More than 20 lakh Catalans, or 90.9% of those who voted, have backed the call for independence from Spain, the Catalonia government said on Sunday. The turnout for the referendum, which was marred by violence and had been declared illegal by the Spanish government, was 42.3%, BBC reported.

“With this day of hope and suffering, the citizens of Catalonia have won the right to an independent state in the form of a republic,” AFP quoted Catalonia’s leader Carles Puigdemont as saying. However, Spain’s Prime Minister Mariano Rajoy said that there was no “self-determination referendum in Catalonia” on Sunday. Rajoy said the process “only served to sow division, push citizens to confrontation and the streets to revolt”. It, however, left the door open for negotiations on greater autonomy for the region, he added.

Catalonia’s leader said his government was determined to take its cause forward. “In the next few days [we] will send the results of today’s vote to the Catalan parliament, where the sovereignty of our people lies, so that it can act in accordance with the law of the referendum.” He said the European Union could no longer “continue to look the other way”, The Guardian reported.

At least 92 people were confirmed injured of the total 844 who needed medical attention, Catalan authorities said, after the Spanish Police used force in their attempt to block the voting. Spain’s Interior Ministry said that at least 19 police officers and 14 civil guards were injured in the violence that had erupted.

The rift

Tensions between the Spanish central government and Catalonia have been high since the Madrid blocked Barcelona’s planned referendum.

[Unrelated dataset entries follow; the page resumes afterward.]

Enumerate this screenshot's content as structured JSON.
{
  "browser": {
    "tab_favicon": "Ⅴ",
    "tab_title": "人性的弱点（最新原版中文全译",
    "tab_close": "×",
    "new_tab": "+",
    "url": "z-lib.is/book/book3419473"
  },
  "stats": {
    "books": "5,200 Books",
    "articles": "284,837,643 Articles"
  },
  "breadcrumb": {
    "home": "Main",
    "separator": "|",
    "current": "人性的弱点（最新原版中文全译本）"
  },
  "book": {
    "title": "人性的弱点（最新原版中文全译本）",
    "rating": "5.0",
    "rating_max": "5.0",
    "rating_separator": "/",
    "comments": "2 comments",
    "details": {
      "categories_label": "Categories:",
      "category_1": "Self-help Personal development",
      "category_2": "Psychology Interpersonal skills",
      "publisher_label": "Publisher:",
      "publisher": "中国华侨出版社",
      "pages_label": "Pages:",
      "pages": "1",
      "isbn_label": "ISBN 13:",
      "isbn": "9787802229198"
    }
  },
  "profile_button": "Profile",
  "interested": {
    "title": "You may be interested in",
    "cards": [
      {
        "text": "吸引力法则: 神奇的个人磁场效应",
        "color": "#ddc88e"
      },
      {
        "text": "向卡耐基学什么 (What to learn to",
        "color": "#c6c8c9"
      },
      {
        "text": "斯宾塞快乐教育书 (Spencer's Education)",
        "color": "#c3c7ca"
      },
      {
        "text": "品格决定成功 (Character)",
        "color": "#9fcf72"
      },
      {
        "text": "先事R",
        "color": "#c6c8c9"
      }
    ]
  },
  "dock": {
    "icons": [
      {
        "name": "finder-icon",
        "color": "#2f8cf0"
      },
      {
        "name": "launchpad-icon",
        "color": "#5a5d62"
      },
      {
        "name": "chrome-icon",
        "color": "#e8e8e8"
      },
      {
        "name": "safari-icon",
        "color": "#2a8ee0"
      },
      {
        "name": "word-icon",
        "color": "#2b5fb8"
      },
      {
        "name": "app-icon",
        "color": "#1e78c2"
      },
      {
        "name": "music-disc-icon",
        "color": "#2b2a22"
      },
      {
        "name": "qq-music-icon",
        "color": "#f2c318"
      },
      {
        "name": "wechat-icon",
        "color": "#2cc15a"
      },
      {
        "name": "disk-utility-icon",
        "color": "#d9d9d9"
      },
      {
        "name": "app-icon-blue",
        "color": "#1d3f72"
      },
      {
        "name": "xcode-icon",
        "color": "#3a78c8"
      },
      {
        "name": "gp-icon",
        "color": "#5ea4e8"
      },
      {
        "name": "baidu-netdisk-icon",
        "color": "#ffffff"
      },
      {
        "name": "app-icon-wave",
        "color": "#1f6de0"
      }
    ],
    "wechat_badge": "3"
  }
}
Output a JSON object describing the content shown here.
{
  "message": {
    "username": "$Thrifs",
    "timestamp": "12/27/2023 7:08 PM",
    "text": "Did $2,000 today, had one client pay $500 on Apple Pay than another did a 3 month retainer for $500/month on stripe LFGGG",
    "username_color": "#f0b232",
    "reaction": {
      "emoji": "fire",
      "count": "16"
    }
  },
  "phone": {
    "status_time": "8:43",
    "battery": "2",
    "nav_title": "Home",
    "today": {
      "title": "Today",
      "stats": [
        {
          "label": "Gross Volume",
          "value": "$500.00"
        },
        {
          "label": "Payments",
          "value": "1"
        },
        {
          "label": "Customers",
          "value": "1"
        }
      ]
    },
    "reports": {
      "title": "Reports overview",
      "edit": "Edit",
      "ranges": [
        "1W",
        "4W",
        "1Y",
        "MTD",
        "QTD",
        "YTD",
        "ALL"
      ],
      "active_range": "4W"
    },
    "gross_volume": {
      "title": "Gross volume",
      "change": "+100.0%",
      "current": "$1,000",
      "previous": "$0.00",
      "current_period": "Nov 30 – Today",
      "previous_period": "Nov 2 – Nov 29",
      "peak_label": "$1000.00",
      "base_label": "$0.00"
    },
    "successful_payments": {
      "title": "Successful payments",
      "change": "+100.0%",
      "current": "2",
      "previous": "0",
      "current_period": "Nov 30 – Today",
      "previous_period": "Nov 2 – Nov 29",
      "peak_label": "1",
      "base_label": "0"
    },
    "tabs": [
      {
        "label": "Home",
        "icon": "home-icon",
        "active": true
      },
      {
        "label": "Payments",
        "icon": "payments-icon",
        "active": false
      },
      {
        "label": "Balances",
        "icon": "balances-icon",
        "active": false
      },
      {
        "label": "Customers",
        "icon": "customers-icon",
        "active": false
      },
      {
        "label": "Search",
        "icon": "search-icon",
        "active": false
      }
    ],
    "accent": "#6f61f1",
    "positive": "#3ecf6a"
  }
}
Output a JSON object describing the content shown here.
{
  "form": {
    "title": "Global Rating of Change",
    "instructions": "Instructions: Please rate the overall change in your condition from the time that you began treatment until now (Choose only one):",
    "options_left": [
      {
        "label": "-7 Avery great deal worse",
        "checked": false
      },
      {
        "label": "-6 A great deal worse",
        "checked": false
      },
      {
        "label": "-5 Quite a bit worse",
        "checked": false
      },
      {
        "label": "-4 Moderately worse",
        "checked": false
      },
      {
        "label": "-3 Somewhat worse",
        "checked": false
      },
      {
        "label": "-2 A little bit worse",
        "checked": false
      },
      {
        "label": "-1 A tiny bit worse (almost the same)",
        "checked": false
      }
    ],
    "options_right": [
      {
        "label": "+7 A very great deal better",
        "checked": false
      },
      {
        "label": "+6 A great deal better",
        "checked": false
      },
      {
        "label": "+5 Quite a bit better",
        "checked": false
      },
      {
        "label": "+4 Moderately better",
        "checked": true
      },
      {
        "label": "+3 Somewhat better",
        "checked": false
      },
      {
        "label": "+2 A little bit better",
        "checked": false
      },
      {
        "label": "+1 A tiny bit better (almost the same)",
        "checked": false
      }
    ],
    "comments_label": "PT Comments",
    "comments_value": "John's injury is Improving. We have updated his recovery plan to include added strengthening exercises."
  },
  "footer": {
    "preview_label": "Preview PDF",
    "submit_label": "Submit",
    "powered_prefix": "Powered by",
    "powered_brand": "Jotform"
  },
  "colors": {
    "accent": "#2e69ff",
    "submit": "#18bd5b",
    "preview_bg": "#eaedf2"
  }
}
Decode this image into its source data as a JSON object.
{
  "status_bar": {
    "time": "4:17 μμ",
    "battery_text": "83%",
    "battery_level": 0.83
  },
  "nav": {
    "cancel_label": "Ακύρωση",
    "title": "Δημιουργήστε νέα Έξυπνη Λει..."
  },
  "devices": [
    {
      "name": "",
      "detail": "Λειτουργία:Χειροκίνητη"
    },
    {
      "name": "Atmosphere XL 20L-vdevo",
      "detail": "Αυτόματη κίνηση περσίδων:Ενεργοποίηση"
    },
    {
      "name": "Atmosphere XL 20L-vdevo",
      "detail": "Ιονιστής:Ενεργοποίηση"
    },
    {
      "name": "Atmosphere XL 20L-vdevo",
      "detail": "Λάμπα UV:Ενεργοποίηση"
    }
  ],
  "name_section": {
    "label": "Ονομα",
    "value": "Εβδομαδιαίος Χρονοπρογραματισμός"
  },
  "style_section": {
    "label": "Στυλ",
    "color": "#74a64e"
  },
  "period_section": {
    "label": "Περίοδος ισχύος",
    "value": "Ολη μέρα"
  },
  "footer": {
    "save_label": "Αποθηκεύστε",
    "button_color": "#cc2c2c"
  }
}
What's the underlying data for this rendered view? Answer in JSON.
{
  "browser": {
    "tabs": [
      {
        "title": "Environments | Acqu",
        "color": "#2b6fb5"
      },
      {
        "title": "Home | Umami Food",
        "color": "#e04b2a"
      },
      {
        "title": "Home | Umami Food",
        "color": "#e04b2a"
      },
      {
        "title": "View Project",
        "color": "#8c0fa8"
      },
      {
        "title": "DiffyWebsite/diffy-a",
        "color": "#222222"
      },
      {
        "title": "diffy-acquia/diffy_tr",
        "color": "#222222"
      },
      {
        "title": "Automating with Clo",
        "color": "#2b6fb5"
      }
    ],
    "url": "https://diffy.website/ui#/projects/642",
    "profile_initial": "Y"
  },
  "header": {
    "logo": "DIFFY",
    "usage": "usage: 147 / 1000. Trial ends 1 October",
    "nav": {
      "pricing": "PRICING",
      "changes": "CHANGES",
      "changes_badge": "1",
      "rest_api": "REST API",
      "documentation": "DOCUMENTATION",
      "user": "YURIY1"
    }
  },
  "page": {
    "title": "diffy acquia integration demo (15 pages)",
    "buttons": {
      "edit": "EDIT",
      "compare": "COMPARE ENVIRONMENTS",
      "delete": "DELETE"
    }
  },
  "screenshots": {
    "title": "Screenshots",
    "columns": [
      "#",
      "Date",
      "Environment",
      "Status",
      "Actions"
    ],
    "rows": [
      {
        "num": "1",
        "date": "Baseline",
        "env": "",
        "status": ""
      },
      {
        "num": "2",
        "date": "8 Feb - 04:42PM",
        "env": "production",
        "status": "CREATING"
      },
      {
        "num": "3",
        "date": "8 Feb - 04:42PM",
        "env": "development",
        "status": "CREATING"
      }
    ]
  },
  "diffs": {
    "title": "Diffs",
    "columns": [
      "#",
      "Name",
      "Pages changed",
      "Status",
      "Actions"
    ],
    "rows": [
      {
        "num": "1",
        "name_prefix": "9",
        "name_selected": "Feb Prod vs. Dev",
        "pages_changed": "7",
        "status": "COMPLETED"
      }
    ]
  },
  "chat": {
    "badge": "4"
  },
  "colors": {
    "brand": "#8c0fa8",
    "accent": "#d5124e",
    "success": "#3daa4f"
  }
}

On September 6, Catalan President Carles Puigdemont signed a decree that called for a “self-determination referendum of Catalonia”. But the next day, Spain’s Constitutional Court suspended the referendum after a legal challenge by Prime Minister Mariano Rajoy, who said it was contrary to the Constitution.